You may also find our weekly best bat deal page worthwhile.
Secret #1: Buy Used Only Sometimes
One obvious idea is to save some dough is to buy a previously used bat. Sites, like ebay, often have used bats up for auction at remarkable discounts. But those discounts come with a cost in the name of no warranty, damaged goods and dealing with novice sellers. Despite these and other legit reasons to not buy used, here are a few insights to consider when pulling the trigger on a ‘used’ bat.
- Buy used composite barrels only. It is rare we purchase a highly used aluminum barrel bat. The reason: aluminum loses it’s pop over time. Composite barrels, on the other hand, tend to only get hotter. As long as there are no cracks, a used composite bat is a smart buy. Be wary of aluminum barrels in the used space.
- Just because the bat is “new in wrapper” (NIW) doesn’t also mean there is a warranty. All bat manufacturers only honor a warranty if you HAVE THE ORIGINAL RECEIPT from a verified vendor. Ebay receipts don’t count—you will need an actual receipt from the vendor. Buying a NIW bat without a warranty might be a good choice if the price is right, but don’t assume it comes with a warranty.
- Pay attention to the grip. Dirtier grips mean more usage. Lighter grips get dirtier much faster than others. Use that data point to know how used the bat is.
Secret #2: When? Timing is EVERYTHING & Last Year’s Model
No matter if you’re buying new or used, the market prices for bats fluctuate. The price curve almost always bottoms out a few days and weeks before manufacturers release their new version of the bat. For baseball this is the last few weeks of July through August. Fastpitch is closer to June.
Often, vendors looking to produce some shelf space dramatically reduce their prices to move some boxes. It is not uncommon to get bats at 50% of their ‘in season’ price during this short window. During this frenzy, check a place like justbats.com old inventory, closeoutbats or amazon’s bat section to monitor.

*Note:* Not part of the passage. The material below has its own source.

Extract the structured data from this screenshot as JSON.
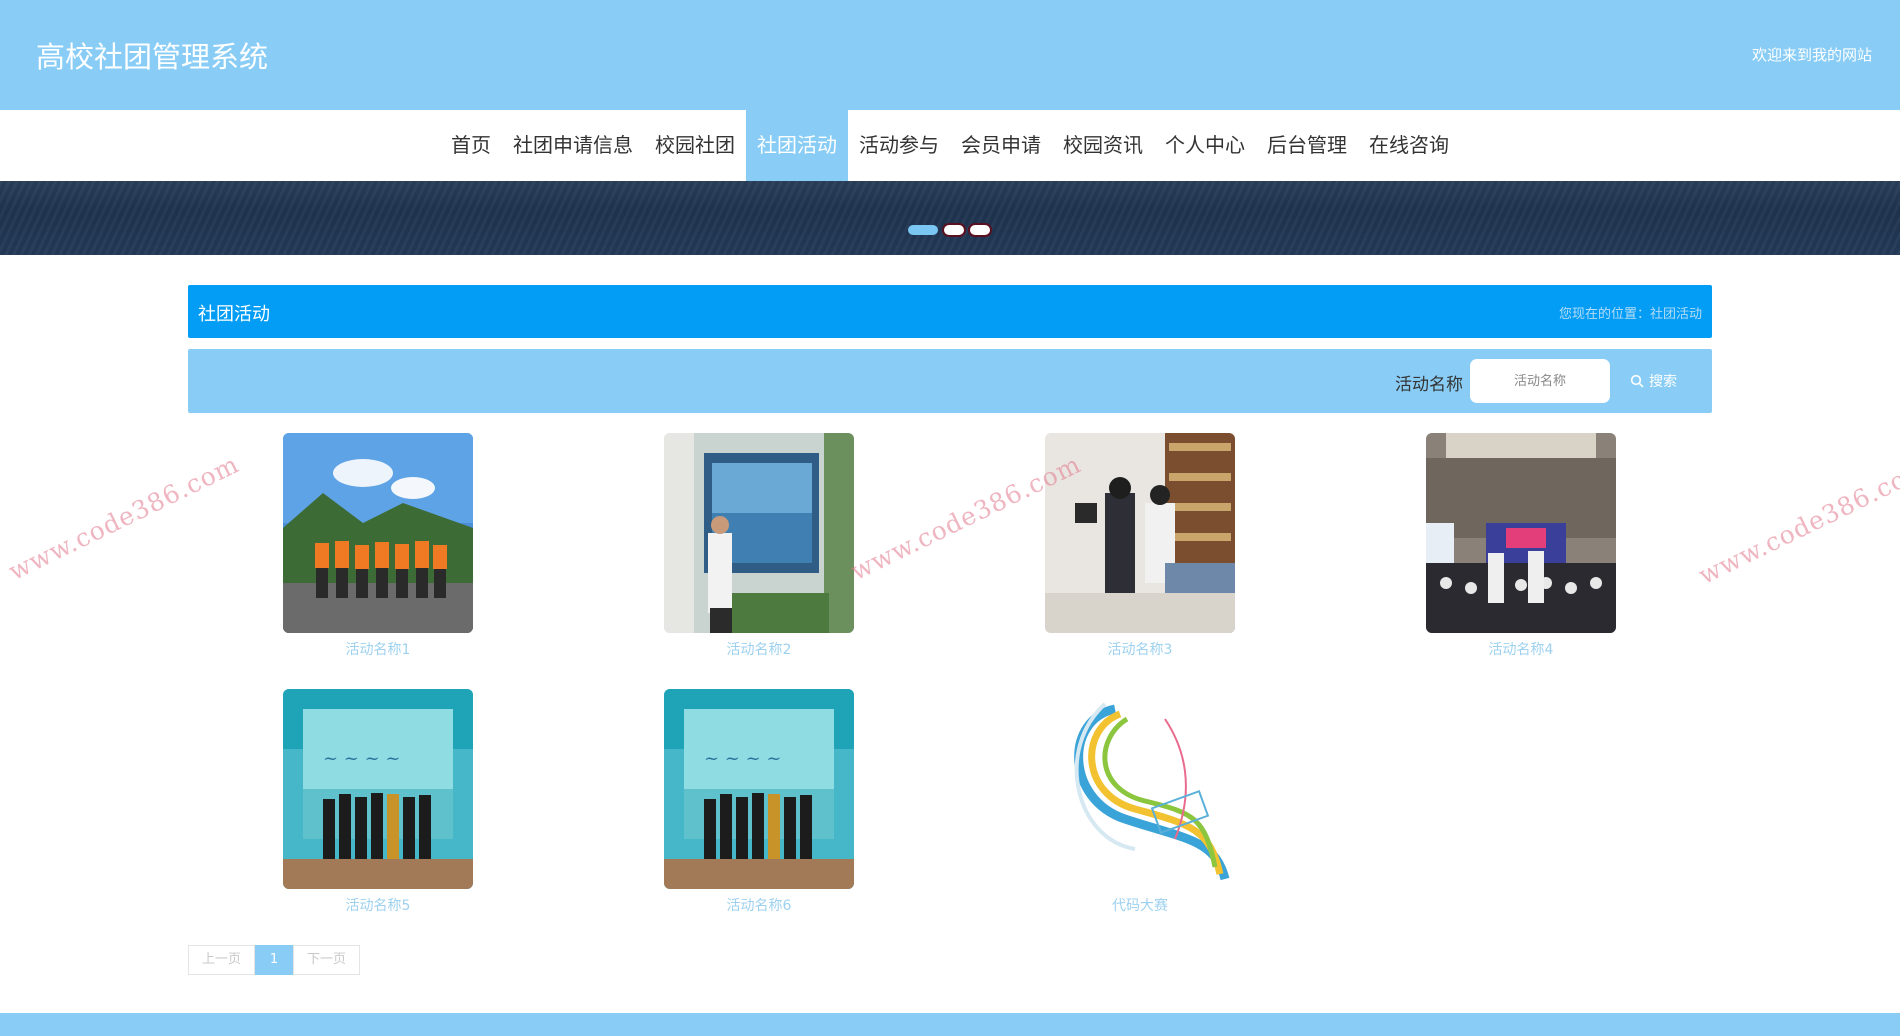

If you are real clever, you’ll find these vendors also have eBay accounts where they really unload prices.
Secret #3: Last Year’s Model?
We are often asked what the difference is between last year’s model and this year’s model. Is it worth the difference in price? We have a few thoughts on that subject.
- Last years model may be a different type of bat. Turns out, just because it shares the same type of name, doesn’t also mean it is the exact the same bat. The 2016 Rawlings 5150 is considerably different then the 2017 Rawlings 5150. Finding the actual differences are not simple either. If only there were a bat blog made by some bat obsessed father to keep track of all those changes. If only…
- Availability. Bat companies and vendors do a good job of ridding themselves of previous years inventory. Turns out, bat companies have a good feel for how many bats they are going to sell in a given year and don’t make much more than that. As a result, don’t assume the price difference or availability in last year’s model and this year’s model will always be around.
Generally speaking, buy used if the barrel is composite and make sure the grip condition is lining up with the claim of how often the bat was used. Also be aware that a “NIW” claim doesn’t also mean it has a warranty. Make sure, as well, you buy at the right time and, as long as you can confirm the bat is what you want, go with last year’s model. These are the keys to getting the best bang for your buck in a bat.
In an attempt to be pragmatic (although this list will be quickly outdated as they sale) here are a couple of bats I found with a few basic searches in a matter of minutes. Buying these three bats today would be a legitimate $400 in savings.